[App and web page records]

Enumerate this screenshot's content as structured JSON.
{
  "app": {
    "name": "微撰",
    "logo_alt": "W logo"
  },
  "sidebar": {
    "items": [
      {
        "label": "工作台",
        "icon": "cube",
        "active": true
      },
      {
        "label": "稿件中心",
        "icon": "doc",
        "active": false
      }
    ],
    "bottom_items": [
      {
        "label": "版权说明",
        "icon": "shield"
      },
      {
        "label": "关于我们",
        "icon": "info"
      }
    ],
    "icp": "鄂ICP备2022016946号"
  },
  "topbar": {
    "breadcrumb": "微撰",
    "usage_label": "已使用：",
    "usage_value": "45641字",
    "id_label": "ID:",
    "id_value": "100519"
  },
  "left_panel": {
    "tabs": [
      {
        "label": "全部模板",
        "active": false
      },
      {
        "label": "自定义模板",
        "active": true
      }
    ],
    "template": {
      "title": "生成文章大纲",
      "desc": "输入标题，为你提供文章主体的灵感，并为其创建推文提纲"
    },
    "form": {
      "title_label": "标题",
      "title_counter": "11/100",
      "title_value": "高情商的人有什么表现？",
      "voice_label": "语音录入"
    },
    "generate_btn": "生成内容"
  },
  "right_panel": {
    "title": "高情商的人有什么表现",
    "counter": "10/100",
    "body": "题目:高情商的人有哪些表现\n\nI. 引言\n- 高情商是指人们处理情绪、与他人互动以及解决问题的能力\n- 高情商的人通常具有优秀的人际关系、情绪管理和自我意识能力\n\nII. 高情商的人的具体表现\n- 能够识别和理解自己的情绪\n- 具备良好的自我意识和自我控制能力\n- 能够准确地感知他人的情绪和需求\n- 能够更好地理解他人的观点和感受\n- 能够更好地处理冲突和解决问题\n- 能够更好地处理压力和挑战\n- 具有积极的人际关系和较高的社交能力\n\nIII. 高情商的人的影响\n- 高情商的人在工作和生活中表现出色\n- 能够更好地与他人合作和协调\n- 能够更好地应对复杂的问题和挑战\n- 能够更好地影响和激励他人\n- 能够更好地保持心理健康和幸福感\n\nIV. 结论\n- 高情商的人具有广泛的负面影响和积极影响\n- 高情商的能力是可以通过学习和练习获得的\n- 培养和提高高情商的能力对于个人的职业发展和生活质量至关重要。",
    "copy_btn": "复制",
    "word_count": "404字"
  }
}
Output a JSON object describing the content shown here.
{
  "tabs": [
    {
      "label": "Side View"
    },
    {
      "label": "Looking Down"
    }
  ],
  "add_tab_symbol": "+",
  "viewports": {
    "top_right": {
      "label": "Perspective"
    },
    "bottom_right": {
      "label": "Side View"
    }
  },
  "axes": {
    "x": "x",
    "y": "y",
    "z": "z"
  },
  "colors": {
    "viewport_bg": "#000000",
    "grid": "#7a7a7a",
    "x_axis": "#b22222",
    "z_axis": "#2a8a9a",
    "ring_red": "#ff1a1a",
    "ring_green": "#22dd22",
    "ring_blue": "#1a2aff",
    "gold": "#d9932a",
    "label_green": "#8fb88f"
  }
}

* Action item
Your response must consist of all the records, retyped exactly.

* Written answer
Enumerate this screenshot's content as structured JSON.
{
  "app": {
    "name": "微撰",
    "logo_alt": "W logo"
  },
  "sidebar": {
    "items": [
      {
        "label": "工作台",
        "icon": "cube",
        "active": true
      },
      {
        "label": "稿件中心",
        "icon": "doc",
        "active": false
      }
    ],
    "bottom_items": [
      {
        "label": "版权说明",
        "icon": "shield"
      },
      {
        "label": "关于我们",
        "icon": "info"
      }
    ],
    "icp": "鄂ICP备2022016946号"
  },
  "topbar": {
    "breadcrumb": "微撰",
    "usage_label": "已使用：",
    "usage_value": "45641字",
    "id_label": "ID:",
    "id_value": "100519"
  },
  "left_panel": {
    "tabs": [
      {
        "label": "全部模板",
        "active": false
      },
      {
        "label": "自定义模板",
        "active": true
      }
    ],
    "template": {
      "title": "生成文章大纲",
      "desc": "输入标题，为你提供文章主体的灵感，并为其创建推文提纲"
    },
    "form": {
      "title_label": "标题",
      "title_counter": "11/100",
      "title_value": "高情商的人有什么表现？",
      "voice_label": "语音录入"
    },
    "generate_btn": "生成内容"
  },
  "right_panel": {
    "title": "高情商的人有什么表现",
    "counter": "10/100",
    "body": "题目:高情商的人有哪些表现\n\nI. 引言\n- 高情商是指人们处理情绪、与他人互动以及解决问题的能力\n- 高情商的人通常具有优秀的人际关系、情绪管理和自我意识能力\n\nII. 高情商的人的具体表现\n- 能够识别和理解自己的情绪\n- 具备良好的自我意识和自我控制能力\n- 能够准确地感知他人的情绪和需求\n- 能够更好地理解他人的观点和感受\n- 能够更好地处理冲突和解决问题\n- 能够更好地处理压力和挑战\n- 具有积极的人际关系和较高的社交能力\n\nIII. 高情商的人的影响\n- 高情商的人在工作和生活中表现出色\n- 能够更好地与他人合作和协调\n- 能够更好地应对复杂的问题和挑战\n- 能够更好地影响和激励他人\n- 能够更好地保持心理健康和幸福感\n\nIV. 结论\n- 高情商的人具有广泛的负面影响和积极影响\n- 高情商的能力是可以通过学习和练习获得的\n- 培养和提高高情商的能力对于个人的职业发展和生活质量至关重要。",
    "copy_btn": "复制",
    "word_count": "404字"
  }
}
Output a JSON object describing the content shown here.
{
  "tabs": [
    {
      "label": "Side View"
    },
    {
      "label": "Looking Down"
    }
  ],
  "add_tab_symbol": "+",
  "viewports": {
    "top_right": {
      "label": "Perspective"
    },
    "bottom_right": {
      "label": "Side View"
    }
  },
  "axes": {
    "x": "x",
    "y": "y",
    "z": "z"
  },
  "colors": {
    "viewport_bg": "#000000",
    "grid": "#7a7a7a",
    "x_axis": "#b22222",
    "z_axis": "#2a8a9a",
    "ring_red": "#ff1a1a",
    "ring_green": "#22dd22",
    "ring_blue": "#1a2aff",
    "gold": "#d9932a",
    "label_green": "#8fb88f"
  }
}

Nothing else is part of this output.